Dr. Crystal Eddins

How black communities could come together to make things better

Growing up within a large extended family in the working-class, predominately black South side neighborhood in Ypsilanti, MI, I’ve always been an observer of human relationships and societal patterns. As a member of the Black Student Alliance as an undergraduate student at Michigan State University, I came to Africana Studies through interest in activism, social change and social movements, and collective agency in black communities. I was becoming more and more aware of the persistence of institutional racism in our society and the ways in which slavery and Jim Crow segregation continue to impact African-Americans lived reality, and I wanted to understand how black communities could come together to change those conditions. After having several opportunities to travel abroad to West Africa and the Caribbean and learning more about the commonalities, contours, and contrasting experiences among members of the African Diaspora, I became particularly fascinated with the Haitian Revolution – the uprising of enslaved people that resulted in the first abolition of slavery in the “New World” and the end of French colonialism in Haiti. I was, and remain, curious about how groups of individuals from socially, economically, and politically marginalized communities organize themselves to overturn racist social institutions and create lasting change for equality and freedom.

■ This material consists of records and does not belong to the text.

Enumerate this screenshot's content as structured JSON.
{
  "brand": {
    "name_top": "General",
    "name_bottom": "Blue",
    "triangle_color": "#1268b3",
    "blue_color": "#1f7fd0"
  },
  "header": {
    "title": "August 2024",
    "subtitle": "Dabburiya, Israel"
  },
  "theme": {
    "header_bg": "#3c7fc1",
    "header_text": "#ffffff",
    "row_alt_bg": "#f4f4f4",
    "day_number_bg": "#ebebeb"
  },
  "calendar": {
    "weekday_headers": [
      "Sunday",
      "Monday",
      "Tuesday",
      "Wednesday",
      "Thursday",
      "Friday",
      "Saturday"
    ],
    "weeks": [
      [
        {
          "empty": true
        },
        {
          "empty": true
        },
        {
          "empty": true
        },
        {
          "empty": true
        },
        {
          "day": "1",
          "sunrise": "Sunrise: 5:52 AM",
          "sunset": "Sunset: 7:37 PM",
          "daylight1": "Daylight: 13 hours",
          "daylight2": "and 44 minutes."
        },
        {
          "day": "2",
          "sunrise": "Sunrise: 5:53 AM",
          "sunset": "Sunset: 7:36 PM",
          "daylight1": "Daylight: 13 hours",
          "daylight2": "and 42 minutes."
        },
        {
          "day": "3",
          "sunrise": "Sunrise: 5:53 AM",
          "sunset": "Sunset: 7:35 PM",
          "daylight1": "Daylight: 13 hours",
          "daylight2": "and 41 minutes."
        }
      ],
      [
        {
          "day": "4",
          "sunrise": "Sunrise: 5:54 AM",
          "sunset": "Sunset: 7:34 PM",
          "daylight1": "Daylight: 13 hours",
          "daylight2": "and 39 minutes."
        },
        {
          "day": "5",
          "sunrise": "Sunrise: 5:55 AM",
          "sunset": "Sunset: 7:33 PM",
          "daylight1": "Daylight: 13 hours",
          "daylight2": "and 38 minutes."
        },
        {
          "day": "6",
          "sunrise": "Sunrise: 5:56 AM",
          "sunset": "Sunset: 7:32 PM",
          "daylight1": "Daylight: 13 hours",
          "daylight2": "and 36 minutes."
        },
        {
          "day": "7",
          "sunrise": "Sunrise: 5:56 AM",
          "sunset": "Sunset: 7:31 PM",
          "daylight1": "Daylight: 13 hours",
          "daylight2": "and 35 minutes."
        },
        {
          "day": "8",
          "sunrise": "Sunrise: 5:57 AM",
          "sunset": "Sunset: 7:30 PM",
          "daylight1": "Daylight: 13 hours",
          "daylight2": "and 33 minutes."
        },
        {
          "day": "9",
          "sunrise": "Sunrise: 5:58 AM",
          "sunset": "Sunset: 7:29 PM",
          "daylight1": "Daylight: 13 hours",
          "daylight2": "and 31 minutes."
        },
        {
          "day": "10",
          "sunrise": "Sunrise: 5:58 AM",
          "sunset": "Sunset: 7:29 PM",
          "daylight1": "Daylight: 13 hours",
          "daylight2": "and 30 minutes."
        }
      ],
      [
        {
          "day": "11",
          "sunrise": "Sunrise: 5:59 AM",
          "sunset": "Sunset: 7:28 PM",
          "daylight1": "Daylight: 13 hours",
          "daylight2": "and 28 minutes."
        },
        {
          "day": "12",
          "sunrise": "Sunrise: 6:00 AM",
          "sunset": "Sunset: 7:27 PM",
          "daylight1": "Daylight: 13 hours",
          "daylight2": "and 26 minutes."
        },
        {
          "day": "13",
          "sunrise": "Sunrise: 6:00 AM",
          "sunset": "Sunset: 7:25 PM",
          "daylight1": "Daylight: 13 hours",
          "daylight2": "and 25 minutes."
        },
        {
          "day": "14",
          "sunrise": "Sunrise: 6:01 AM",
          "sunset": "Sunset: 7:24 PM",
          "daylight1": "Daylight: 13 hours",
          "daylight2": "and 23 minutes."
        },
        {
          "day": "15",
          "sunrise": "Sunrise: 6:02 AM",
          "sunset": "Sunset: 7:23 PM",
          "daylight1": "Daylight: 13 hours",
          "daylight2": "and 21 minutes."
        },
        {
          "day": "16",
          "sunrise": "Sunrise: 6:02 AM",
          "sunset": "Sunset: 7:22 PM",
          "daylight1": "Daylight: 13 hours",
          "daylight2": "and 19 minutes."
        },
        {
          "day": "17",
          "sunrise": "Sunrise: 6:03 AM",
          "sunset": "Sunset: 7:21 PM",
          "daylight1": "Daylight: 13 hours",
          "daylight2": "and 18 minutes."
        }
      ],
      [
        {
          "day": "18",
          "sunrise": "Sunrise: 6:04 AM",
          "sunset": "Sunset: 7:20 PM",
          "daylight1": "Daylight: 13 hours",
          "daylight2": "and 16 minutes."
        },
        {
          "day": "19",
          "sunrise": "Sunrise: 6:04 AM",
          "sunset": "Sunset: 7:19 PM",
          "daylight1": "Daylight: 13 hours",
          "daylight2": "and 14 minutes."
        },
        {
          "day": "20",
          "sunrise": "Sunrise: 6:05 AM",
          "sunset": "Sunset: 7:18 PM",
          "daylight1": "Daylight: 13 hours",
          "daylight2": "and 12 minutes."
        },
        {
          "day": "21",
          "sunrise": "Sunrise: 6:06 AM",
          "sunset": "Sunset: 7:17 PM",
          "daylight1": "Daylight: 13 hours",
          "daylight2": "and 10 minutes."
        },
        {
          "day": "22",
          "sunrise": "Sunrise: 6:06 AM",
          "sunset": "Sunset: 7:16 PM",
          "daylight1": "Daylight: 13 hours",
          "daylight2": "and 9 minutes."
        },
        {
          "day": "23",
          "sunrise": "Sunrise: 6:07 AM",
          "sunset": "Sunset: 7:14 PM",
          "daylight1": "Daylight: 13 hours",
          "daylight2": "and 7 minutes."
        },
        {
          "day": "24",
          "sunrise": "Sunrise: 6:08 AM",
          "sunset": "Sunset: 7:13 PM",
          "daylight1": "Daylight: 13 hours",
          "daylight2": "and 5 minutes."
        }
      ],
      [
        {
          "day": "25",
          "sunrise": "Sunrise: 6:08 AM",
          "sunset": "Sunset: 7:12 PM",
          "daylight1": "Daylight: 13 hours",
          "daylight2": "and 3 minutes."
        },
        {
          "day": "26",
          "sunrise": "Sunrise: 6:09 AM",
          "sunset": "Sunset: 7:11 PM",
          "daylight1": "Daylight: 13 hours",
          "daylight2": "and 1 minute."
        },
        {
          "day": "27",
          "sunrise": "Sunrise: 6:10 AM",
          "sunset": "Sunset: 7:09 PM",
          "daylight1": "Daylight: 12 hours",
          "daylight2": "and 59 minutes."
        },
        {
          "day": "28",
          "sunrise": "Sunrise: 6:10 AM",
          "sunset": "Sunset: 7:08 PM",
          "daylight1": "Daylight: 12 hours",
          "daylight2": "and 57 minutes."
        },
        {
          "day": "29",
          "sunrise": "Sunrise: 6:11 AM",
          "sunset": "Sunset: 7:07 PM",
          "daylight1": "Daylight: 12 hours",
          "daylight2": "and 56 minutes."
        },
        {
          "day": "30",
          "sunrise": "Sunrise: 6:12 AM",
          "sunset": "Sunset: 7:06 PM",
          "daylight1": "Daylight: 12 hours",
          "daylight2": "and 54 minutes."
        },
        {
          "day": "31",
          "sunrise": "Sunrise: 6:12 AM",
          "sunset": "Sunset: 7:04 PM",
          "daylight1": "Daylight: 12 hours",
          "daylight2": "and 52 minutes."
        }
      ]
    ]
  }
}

Research and Teaching Interests

  • African Diaspora Studies
  • Historical Sociology
  • Social Movements and Contentious Politics
  • Race and Ethnicity
  • Postcolonial Sociology
  • Digital Humanities
  • Women and Gender Studies
  • 18th-19th Century Caribbean